In case you are asking why I am writing a sales pitch for a Kiwi company - I know Liz Seymour. She brought 4 of her staff to the AUSIT Biennial Conference last November, and is a very nice person to talk to. My comments are in brackets.
The Dominion Post yesterday was quoting Liz as saying that "export's success is anyone's language", and followed it with some interesting data: 60 per cent of NZTC's 1500 clients are based overseas, mainly in Europe, Asia and North America (nota bene: NOT IN AUSTRALIA). The centre has 32 staff in Wellington, marketing representatives in Auckland and Melbourne and 1000 contractors worldwide. Its annual revenue is less than $10 million; it translates into more than 70 languages and specialises in high-end technical translation, which can include localising software for exporters and translating user manuals and promotional materials for medical equipment companies.

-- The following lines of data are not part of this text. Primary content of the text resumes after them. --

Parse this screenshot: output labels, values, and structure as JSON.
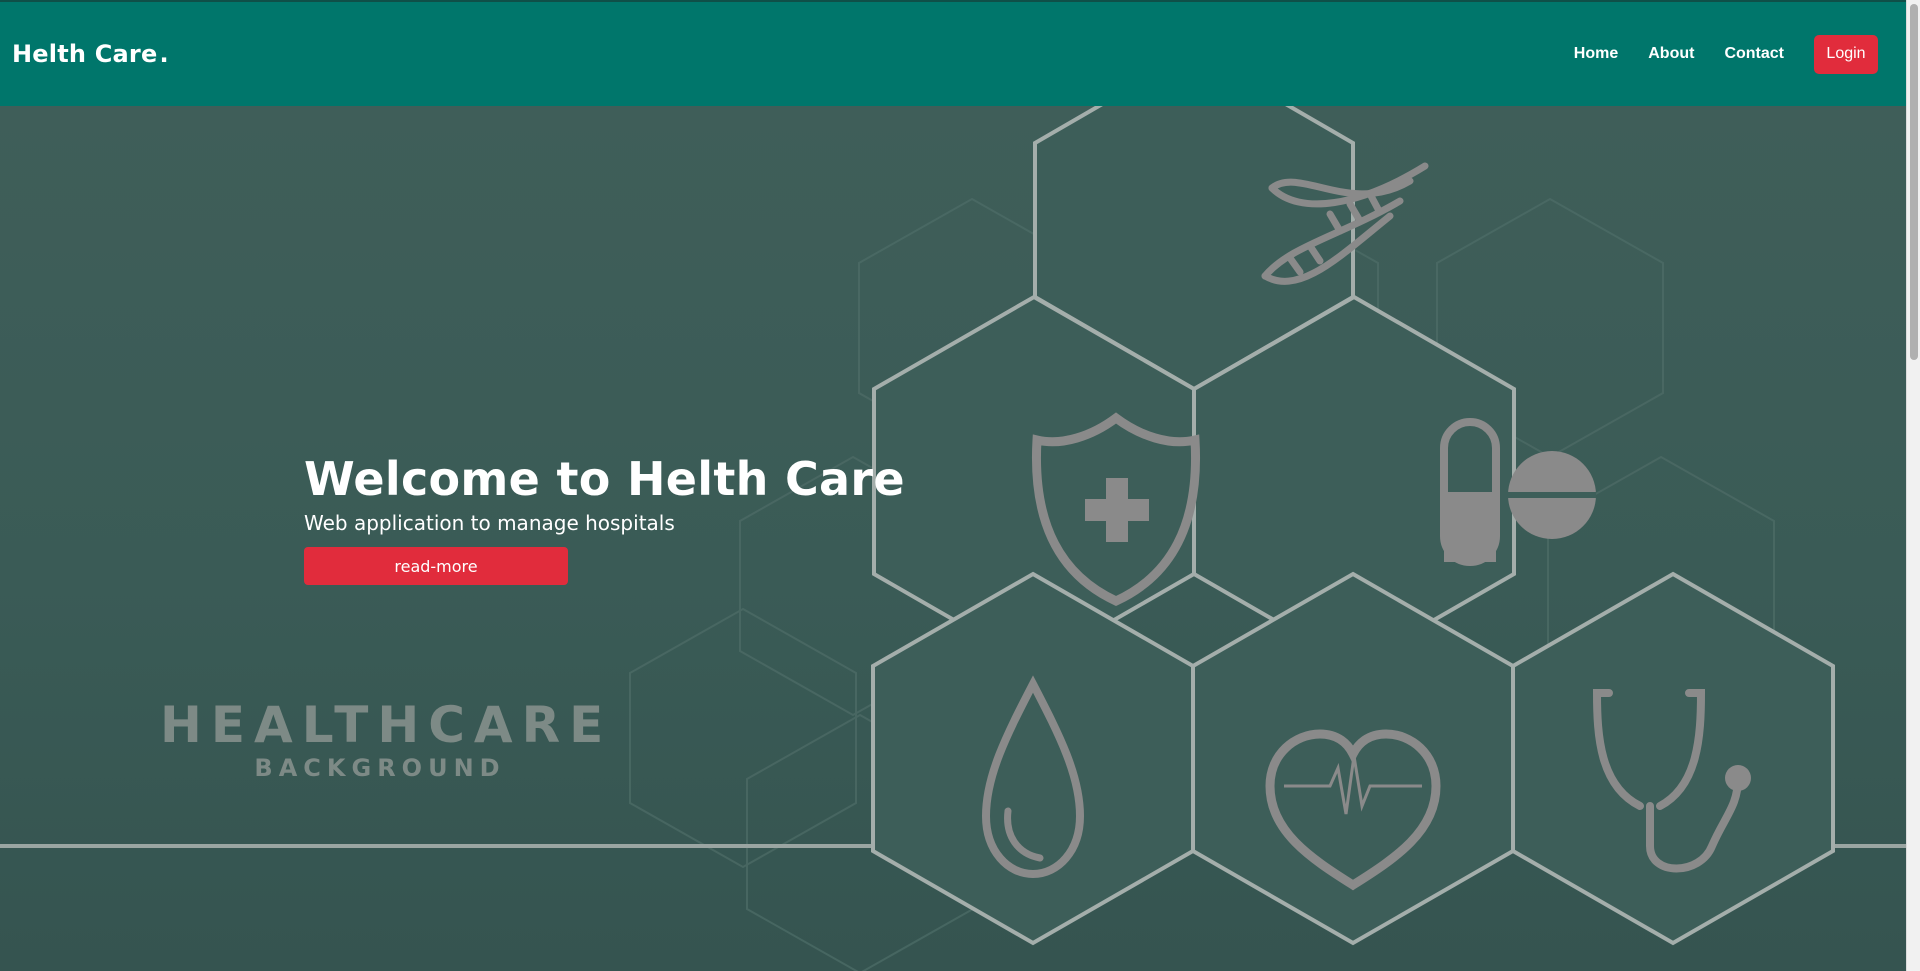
{
  "nav": {
    "brand": "Helth Care",
    "brand_dot": ".",
    "links": [
      "Home",
      "About",
      "Contact"
    ],
    "login_label": "Login"
  },
  "hero": {
    "title": "Welcome to Helth Care",
    "subtitle": "Web application to manage hospitals",
    "button_label": "read-more",
    "watermark_main": "HEALTHCARE",
    "watermark_sub": "BACKGROUND"
  },
  "colors": {
    "navbar": "#00766b",
    "accent_red": "#e12c3c",
    "hero_bg": "#3a5a55",
    "icon_gray": "#8a8a8a"
  },
  "icons": [
    "dna-icon",
    "shield-cross-icon",
    "pills-icon",
    "blood-drop-icon",
    "heart-pulse-icon",
    "stethoscope-icon"
  ]
}
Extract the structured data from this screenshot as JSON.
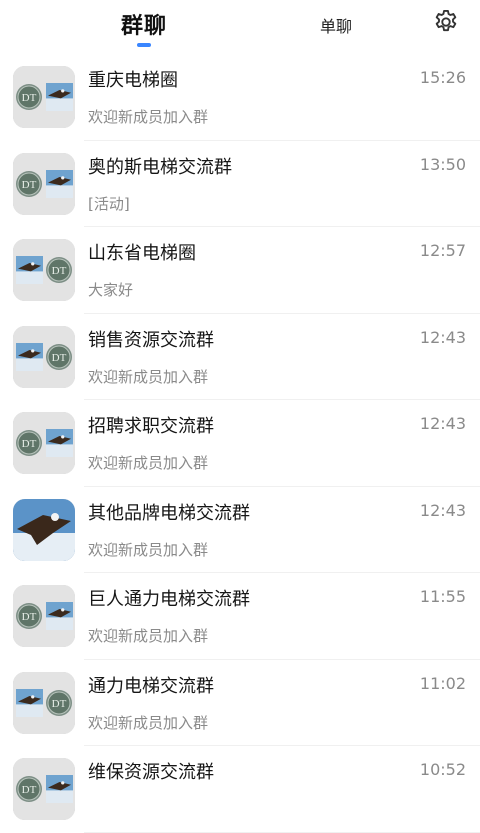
{
  "tabs": {
    "group_label": "群聊",
    "single_label": "单聊",
    "settings_icon": "gear-icon"
  },
  "avatar_logo_text": "DT",
  "chats": [
    {
      "name": "重庆电梯圈",
      "preview": "欢迎新成员加入群",
      "time": "15:26",
      "avatar": "dt-left"
    },
    {
      "name": "奥的斯电梯交流群",
      "preview": "[活动]",
      "time": "13:50",
      "avatar": "dt-left"
    },
    {
      "name": "山东省电梯圈",
      "preview": "大家好",
      "time": "12:57",
      "avatar": "eagle-left"
    },
    {
      "name": "销售资源交流群",
      "preview": "欢迎新成员加入群",
      "time": "12:43",
      "avatar": "eagle-left"
    },
    {
      "name": "招聘求职交流群",
      "preview": "欢迎新成员加入群",
      "time": "12:43",
      "avatar": "dt-left"
    },
    {
      "name": "其他品牌电梯交流群",
      "preview": "欢迎新成员加入群",
      "time": "12:43",
      "avatar": "eagle-full"
    },
    {
      "name": "巨人通力电梯交流群",
      "preview": "欢迎新成员加入群",
      "time": "11:55",
      "avatar": "dt-left"
    },
    {
      "name": "通力电梯交流群",
      "preview": "欢迎新成员加入群",
      "time": "11:02",
      "avatar": "eagle-left"
    },
    {
      "name": "维保资源交流群",
      "preview": "",
      "time": "10:52",
      "avatar": "dt-left"
    }
  ]
}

In-demand languages include Maori and Pacific languages, French, German, Chinese, Korean, Spanish and Portuguese. Now being in-demand does not mean they are expensive - apparently the most costly are Maori, Niuean and Amharic, an Ethiopian language, at $85 per 100 words translated, while French, Dutch and German are cheapest at $40 per 100 words.
Ms Seymour says translation trends follow the economic fortunes of countries.
If a country was economically strong and exporting many goods, demand for translation of its language would be strong (so we shall see a dearth in translating from English, now that the USA has capsized belly up). The addition of eastern European countries to the European Union has increased demand for translation in those languages (but they don't pay well!). New immigrants coming in, such as Somalis, also create new demand (again, no money in this - community translating is cheap, and public service will be the first to cut translation out of its budgets with recession). The centre is yet to see recession-wary firms reduce translation services. "Some companies have been asking if we can do more work. They want to boost sales and marketing efforts overseas." (Not what I am hearing from Europe).
Good luck, Liz!